Here are two solutions which (as suggested in the question and comments) assume that all the given sets are disjoint and performs destructive set unions (when we find the union of sets A and B, we remove A and B themselves from the family of sets).
Amortized constant time
We maintain objects for the sets and objects for the elements. The sets know what elements they have, as a concatenable list, so that we can list those elements quickly, but we don't keep pointers from the objects to the sets that contain them (because it would be too slow to update them).
There is at most one special set Z, the one containing zero. Every object knows whether it is part of Z or not (a binary flag). The set Z maintains the value of its mex. For every other set, the mex is zero. So you can compute the mex of a set in constant time, given either the set itself or one of its elements.
To form the union of two sets, if neither one is Z, just concatenate their lists. If one of the two sets is Z, run through its elements setting the flag that says the element is now in Z. Then, while the mex is an element of Z, increment it.

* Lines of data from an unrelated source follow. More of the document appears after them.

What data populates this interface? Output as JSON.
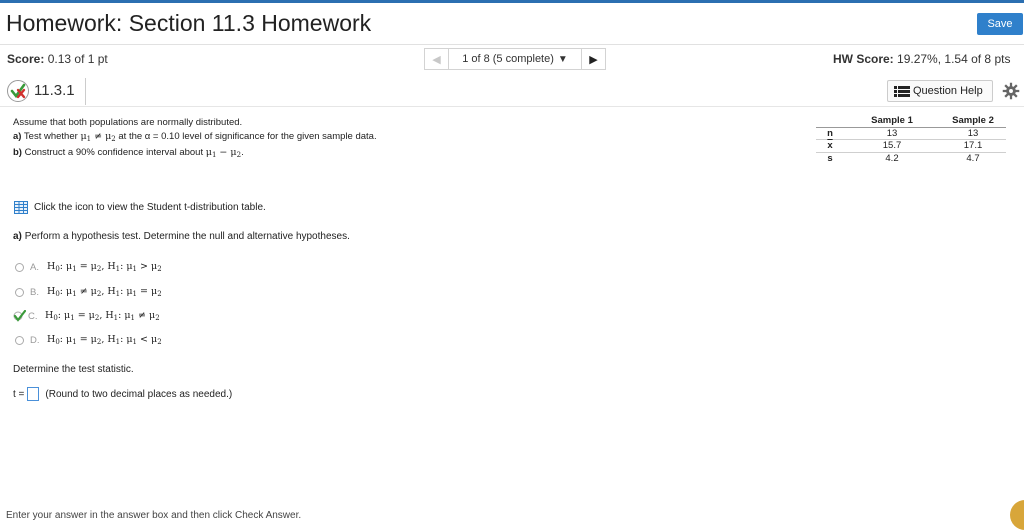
{
  "header": {
    "title": "Homework: Section 11.3 Homework",
    "save_label": "Save",
    "score_label": "Score:",
    "score_value": "0.13 of 1 pt",
    "pager_info": "1 of 8 (5 complete)",
    "hw_score_label": "HW Score:",
    "hw_score_value": "19.27%, 1.54 of 8 pts"
  },
  "question": {
    "id": "11.3.1",
    "help_label": "Question Help",
    "intro": "Assume that both populations are normally distributed.",
    "part_a_label": "a)",
    "part_a_pre": "Test whether",
    "part_a_post": "at the α = 0.10 level of significance for the given sample data.",
    "part_b_label": "b)",
    "part_b_pre": "Construct a 90% confidence interval about"
  },
  "sample_table": {
    "headers": [
      "",
      "Sample 1",
      "Sample 2"
    ],
    "rows": [
      {
        "label": "n",
        "s1": "13",
        "s2": "13"
      },
      {
        "label": "x",
        "s1": "15.7",
        "s2": "17.1"
      },
      {
        "label": "s",
        "s1": "4.2",
        "s2": "4.7"
      }
    ]
  },
  "tlink": "Click the icon to view the Student t-distribution table.",
  "hypothesis": {
    "label": "a)",
    "prompt": "Perform a hypothesis test. Determine the null and alternative hypotheses.",
    "options": [
      {
        "letter": "A.",
        "h1_op": ">",
        "h0_op": "="
      },
      {
        "letter": "B.",
        "h0_op": "≠",
        "h1_op": "="
      },
      {
        "letter": "C.",
        "h0_op": "=",
        "h1_op": "≠"
      },
      {
        "letter": "D.",
        "h0_op": "=",
        "h1_op": "<"
      }
    ]
  },
  "test_stat": {
    "prompt": "Determine the test statistic.",
    "var": "t =",
    "hint": "(Round to two decimal places as needed.)"
  },
  "footer_cutoff": "Enter your answer in the answer box and then click Check Answer.",
  "colors": {
    "accent": "#2f80cb",
    "correct_check": "#3a9a3a",
    "incorrect_mark": "#d0312d"
  }
}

Each element accounts for one increment operation to the mex of Z, so the amortized time per element, merge, or mex request is constant.
Worst-case logarithmic time
For a worst-case rather than amortized (but slower) solution, that also allows for creation of new singleton sets and does not assume that the union of all the sets is a contiguous interval, we use the following data structures:
- union-find rather than flags to determine the set that contains any element (even if we just do union-by-rank without path compression, this is worst-case logarithmic per find operation)
- a binary search tree of the elements in the union of all the sets
- for each element, the smallest non-element between it and its predecessor in the binary search tree (or zero if it has no predecessor)
- for each binary search tree node, the smallest non-element listed in its subtree (updated in constant time per tree rotation)
- the smallest element of each set
- a priority queue of the smallest elements of sets that are not Z.
Then at all times mex(Z) is the minimum of the priority queue value and the smallest non-element. And as before, for sets that are not Z, the mex is zero. Adding a new singleton set, merging two sets, or finding a mex all take logarithmic time with more-or-less obvious updates.